Following that event, our CEO coincidently clicked a video on her Facebook feed that she later shared with her staff. Libby wanted to see if we had the same pre-conceived assumptions and if we would be surprised by the content.

After speaking with my CEO and watching the video, I wanted to write this article.

Let me run you through a brief situation. You just left Walmart, the trunk of your car is bogged down with groceries, and you reach the stoplight just outside the parking lot. The light flashes to yellow as the car ahead of you zooms through the intersection. You make a safe stop as the light turns red.

As you take in your surroundings, considering what you’ll eat for dinner, you catch a glimpse of a man with a sign standing on the sidewalk. He is wearing tattered clothing and his sign reads “Hungry and Homeless. Anything Helps.” He makes his way to the driver’s side of your car. You might give him the spare change in your cup holder or an apple from the bag of produce sitting in your passenger seat, but are you thinking:

  • What bad decisions did he make to put himself in this situation?
  • Why doesn’t he get a job? (He looks able bodied.)
  • Is he mentally ill—should I not have rolled down my window?
  • Will he spend my hard-earned money on drugs or alcohol?
  • Does he have more money than me—is this all an act?

In a heart-to-heart discussion with her staff, Libby Hikind shared the following:

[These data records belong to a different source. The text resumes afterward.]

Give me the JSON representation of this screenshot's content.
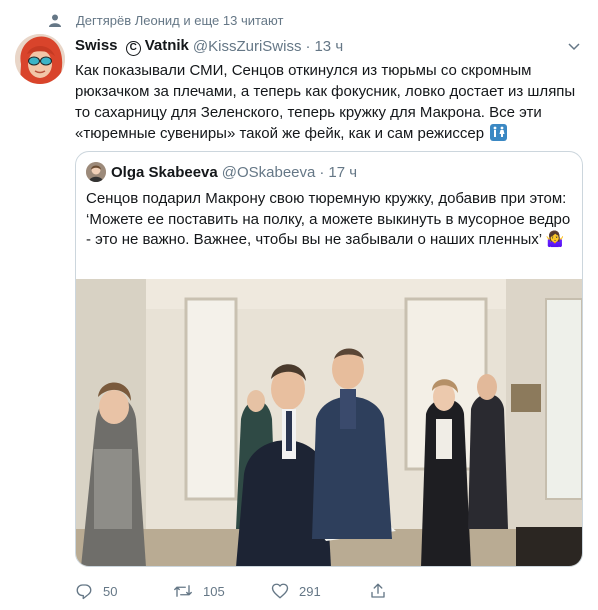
{
  "social_context": {
    "text": "Дегтярёв Леонид и еще 13 читают",
    "icon": "person-icon"
  },
  "tweet": {
    "name_part1": "Swiss",
    "copyright_symbol": "C",
    "name_part2": "Vatnik",
    "handle": "@KissZuriSwiss",
    "dot": "·",
    "time": "13 ч",
    "text": "Как показывали СМИ, Сенцов откинулся из тюрьмы со скромным рюкзачком за плечами, а теперь как фокусник, ловко достает из шляпы то сахарницу для Зеленского, теперь кружку для Макрона. Все эти «тюремные сувениры» такой же фейк, как и сам режиссер",
    "emoji": "restroom-sign-emoji"
  },
  "quoted": {
    "name": "Olga Skabeeva",
    "handle": "@OSkabeeva",
    "dot": "·",
    "time": "17 ч",
    "text": "Сенцов подарил Макрону свою тюремную кружку, добавив при этом: ‘Можете ее поставить на полку, а можете выкинуть в мусорное ведро - это не важно. Важнее, чтобы вы не забывали о наших пленных’ 🤷‍♀️"
  },
  "actions": {
    "reply_count": "50",
    "retweet_count": "105",
    "like_count": "291"
  },
  "colors": {
    "text": "#14171a",
    "secondary": "#657786",
    "border": "#ccd6dd",
    "accent_emoji": "#3b88c3"
  }
}
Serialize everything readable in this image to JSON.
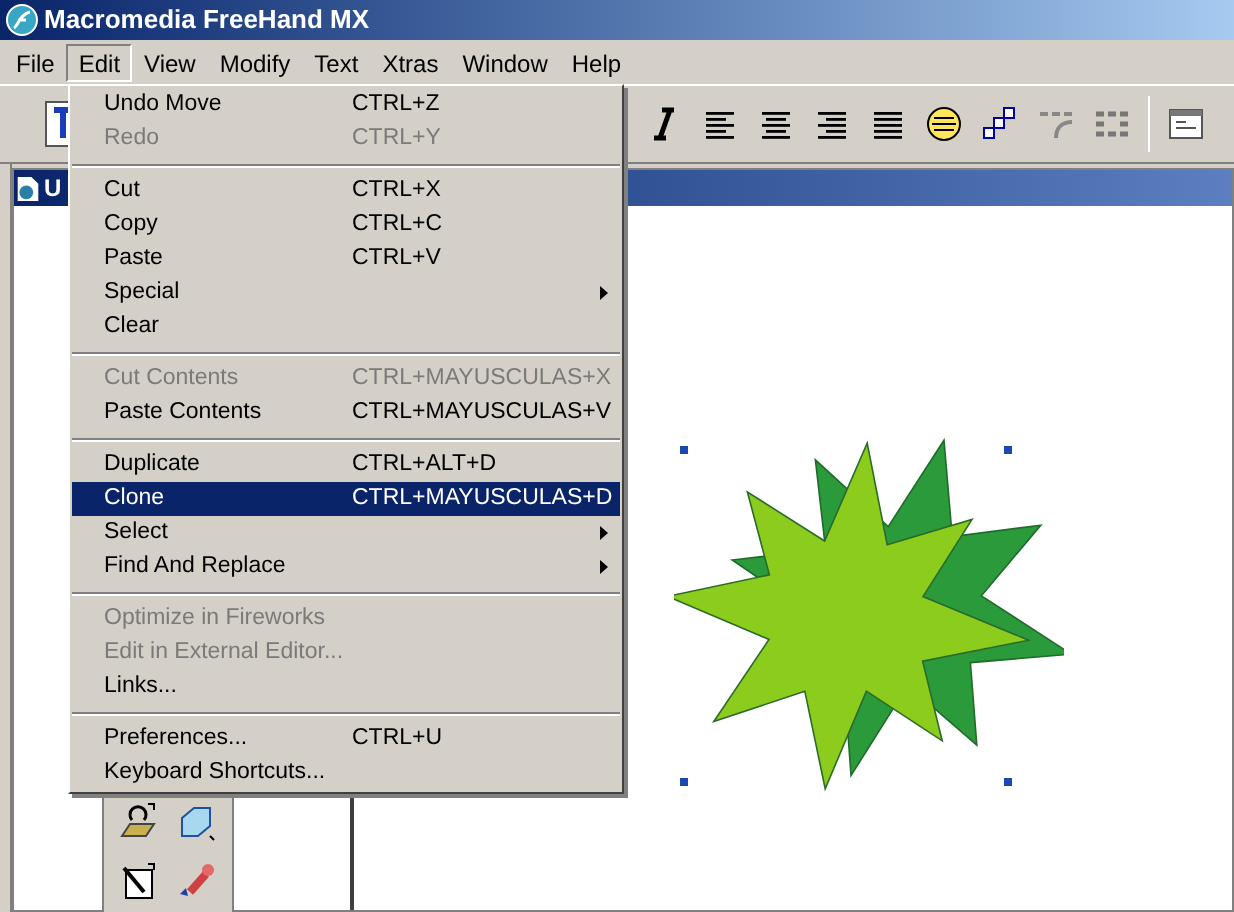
{
  "window": {
    "title": "Macromedia FreeHand MX"
  },
  "menubar": [
    {
      "label": "File",
      "selected": false
    },
    {
      "label": "Edit",
      "selected": true
    },
    {
      "label": "View",
      "selected": false
    },
    {
      "label": "Modify",
      "selected": false
    },
    {
      "label": "Text",
      "selected": false
    },
    {
      "label": "Xtras",
      "selected": false
    },
    {
      "label": "Window",
      "selected": false
    },
    {
      "label": "Help",
      "selected": false
    }
  ],
  "document": {
    "title": "U"
  },
  "edit_menu": [
    {
      "kind": "item",
      "label": "Undo Move",
      "shortcut": "CTRL+Z",
      "disabled": false,
      "selected": false,
      "submenu": false
    },
    {
      "kind": "item",
      "label": "Redo",
      "shortcut": "CTRL+Y",
      "disabled": true,
      "selected": false,
      "submenu": false
    },
    {
      "kind": "separator"
    },
    {
      "kind": "item",
      "label": "Cut",
      "shortcut": "CTRL+X",
      "disabled": false,
      "selected": false,
      "submenu": false
    },
    {
      "kind": "item",
      "label": "Copy",
      "shortcut": "CTRL+C",
      "disabled": false,
      "selected": false,
      "submenu": false
    },
    {
      "kind": "item",
      "label": "Paste",
      "shortcut": "CTRL+V",
      "disabled": false,
      "selected": false,
      "submenu": false
    },
    {
      "kind": "item",
      "label": "Special",
      "disabled": false,
      "selected": false,
      "submenu": true
    },
    {
      "kind": "item",
      "label": "Clear",
      "disabled": false,
      "selected": false,
      "submenu": false
    },
    {
      "kind": "separator"
    },
    {
      "kind": "item",
      "label": "Cut Contents",
      "shortcut": "CTRL+MAYUSCULAS+X",
      "disabled": true,
      "selected": false,
      "submenu": false
    },
    {
      "kind": "item",
      "label": "Paste Contents",
      "shortcut": "CTRL+MAYUSCULAS+V",
      "disabled": false,
      "selected": false,
      "submenu": false
    },
    {
      "kind": "separator"
    },
    {
      "kind": "item",
      "label": "Duplicate",
      "shortcut": "CTRL+ALT+D",
      "disabled": false,
      "selected": false,
      "submenu": false
    },
    {
      "kind": "item",
      "label": "Clone",
      "shortcut": "CTRL+MAYUSCULAS+D",
      "disabled": false,
      "selected": true,
      "submenu": false
    },
    {
      "kind": "item",
      "label": "Select",
      "disabled": false,
      "selected": false,
      "submenu": true
    },
    {
      "kind": "item",
      "label": "Find And Replace",
      "disabled": false,
      "selected": false,
      "submenu": true
    },
    {
      "kind": "separator"
    },
    {
      "kind": "item",
      "label": "Optimize in Fireworks",
      "disabled": true,
      "selected": false,
      "submenu": false
    },
    {
      "kind": "item",
      "label": "Edit in External Editor...",
      "disabled": true,
      "selected": false,
      "submenu": false
    },
    {
      "kind": "item",
      "label": "Links...",
      "disabled": false,
      "selected": false,
      "submenu": false
    },
    {
      "kind": "separator"
    },
    {
      "kind": "item",
      "label": "Preferences...",
      "shortcut": "CTRL+U",
      "disabled": false,
      "selected": false,
      "submenu": false
    },
    {
      "kind": "item",
      "label": "Keyboard Shortcuts...",
      "disabled": false,
      "selected": false,
      "submenu": false
    }
  ]
}
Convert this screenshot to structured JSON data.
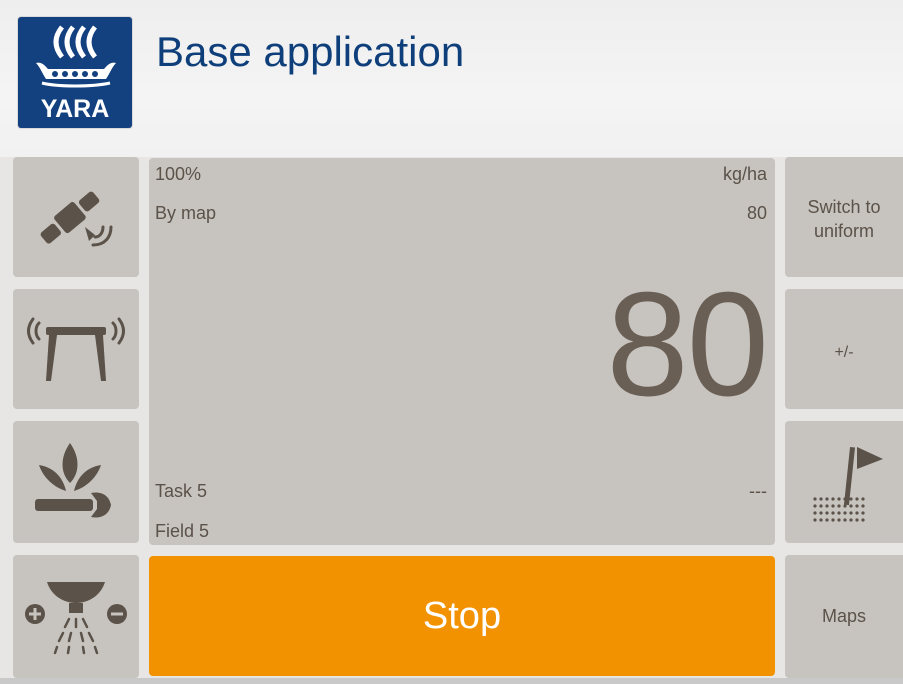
{
  "header": {
    "title": "Base application",
    "logo_text": "YARA",
    "logo_color": "#13407f",
    "title_color": "#0f3f7b"
  },
  "left_panel": [
    {
      "icon": "satellite-icon"
    },
    {
      "icon": "boom-sensor-icon"
    },
    {
      "icon": "crop-settings-icon"
    },
    {
      "icon": "spreader-rate-icon"
    }
  ],
  "display": {
    "rate_percent": "100%",
    "unit": "kg/ha",
    "mode": "By map",
    "map_rate": "80",
    "current_rate": "80",
    "task": "Task 5",
    "task_value": "---",
    "field": "Field 5"
  },
  "stop_button": {
    "label": "Stop",
    "color": "#f39200"
  },
  "right_panel": {
    "switch_label_line1": "Switch to",
    "switch_label_line2": "uniform",
    "adjust_label": "+/-",
    "headland_icon": "field-flag-icon",
    "maps_label": "Maps"
  },
  "colors": {
    "tile": "#c7c4bf",
    "text": "#5b5249"
  }
}
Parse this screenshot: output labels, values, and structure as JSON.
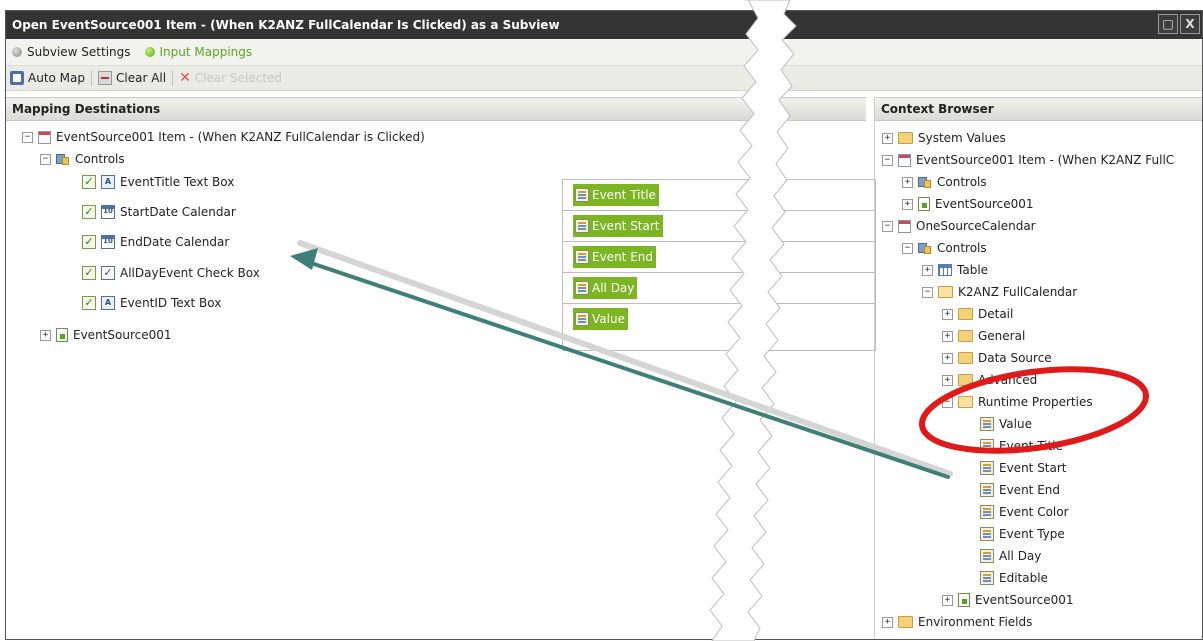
{
  "window": {
    "title": "Open EventSource001 Item - (When K2ANZ FullCalendar Is Clicked) as a Subview",
    "restore_glyph": "□",
    "close_glyph": "X"
  },
  "tabs": [
    {
      "label": "Subview Settings",
      "active": false
    },
    {
      "label": "Input Mappings",
      "active": true
    }
  ],
  "toolbar": {
    "auto_map": "Auto Map",
    "clear_all": "Clear All",
    "clear_selected": "Clear Selected"
  },
  "mapping": {
    "header": "Mapping Destinations",
    "root": "EventSource001 Item - (When K2ANZ FullCalendar is Clicked)",
    "controls": "Controls",
    "items": [
      {
        "label": "EventTitle Text Box",
        "icon_text": "A"
      },
      {
        "label": "StartDate Calendar",
        "icon_text": "10"
      },
      {
        "label": "EndDate Calendar",
        "icon_text": "10"
      },
      {
        "label": "AllDayEvent Check Box",
        "icon_text": "✓"
      },
      {
        "label": "EventID Text Box",
        "icon_text": "A"
      }
    ],
    "smo": "EventSource001",
    "mapped_values": [
      "Event Title",
      "Event Start",
      "Event End",
      "All Day",
      "Value"
    ]
  },
  "context": {
    "header": "Context Browser",
    "system_values": "System Values",
    "item": "EventSource001 Item - (When K2ANZ FullC",
    "item_controls": "Controls",
    "item_smo": "EventSource001",
    "view": "OneSourceCalendar",
    "view_controls": "Controls",
    "table": "Table",
    "calendar": "K2ANZ FullCalendar",
    "groups": [
      "Detail",
      "General",
      "Data Source",
      "Advanced"
    ],
    "runtime": "Runtime Properties",
    "runtime_props": [
      "Value",
      "Event Title",
      "Event Start",
      "Event End",
      "Event Color",
      "Event Type",
      "All Day",
      "Editable"
    ],
    "view_smo": "EventSource001",
    "environment": "Environment Fields"
  },
  "glyphs": {
    "plus": "+",
    "minus": "−",
    "check": "✓"
  },
  "colors": {
    "accent_green": "#7bb522",
    "annotation_red": "#e0191b",
    "arrow_teal": "#3f7f7a",
    "titlebar": "#343434"
  }
}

“We have all seen the nightly news video of a homeless woman, who received countless donations from generous people, take off her wig and dirty clothing in her BMW and drive to the mall to shop-till-she-drops. We’ve seen homeless people walk into the liquor store to buy a pint with the few dollars they were given. But should we really consider all homeless persons to be fakers, drunks and cheats?

When I saw this video, I said to myself ‘Here goes. Finally, the stereotype cracked wide open!!!’”

Be careful with assumptions and generalizations. They are fraught with false pretenses, misjudgment and horrible stereotypes. This video puts some of those negative feelings at arm’s length and suggests a new, generous mindset that we need to create programs for these uprooted men and women.

Is it not better to give just in case someone really is hungry, destitute and/or homeless? Doesn't the Almighty credit us for our good intentions and positive thoughts? (Libby Hikind, Founder and CEO of GrantWatch)

Don’t let negative stereotypes of homeless individuals stop you from helping those who desperately require your assistance. GrantWatch strives to help people in need and provides a multitude of grants to help you spread necessary support as well.

Grants for the Homeless

Grants to USA Nonprofits in Multiple States for Food, Housing, Health, Safety, and Education Programs

Grants ranging from $10,000 to $20,000 to nonprofits in Arizona, California, Idaho, Utah, and Washington in communities served by the funding source for programs that support the needs of vulnerable children and families, and provide basic needs like food, housing, healthcare, safety, and education.

Deadline: Ongoing – Grant requests will be reviewed quarterly.


Grants to USA Veterans to Construct, Purchase, or Renovate Homes to Accommodate Disabilities

Grants to USA military service members and veterans with disabilities that require special housing adaptations.

Deadline: Ongoing

About the Author: Kayli Tomasheski is a Copy Editor for GrantNews. Libby Hikind is the Founder and CEO of GrantWatch and its various divisions.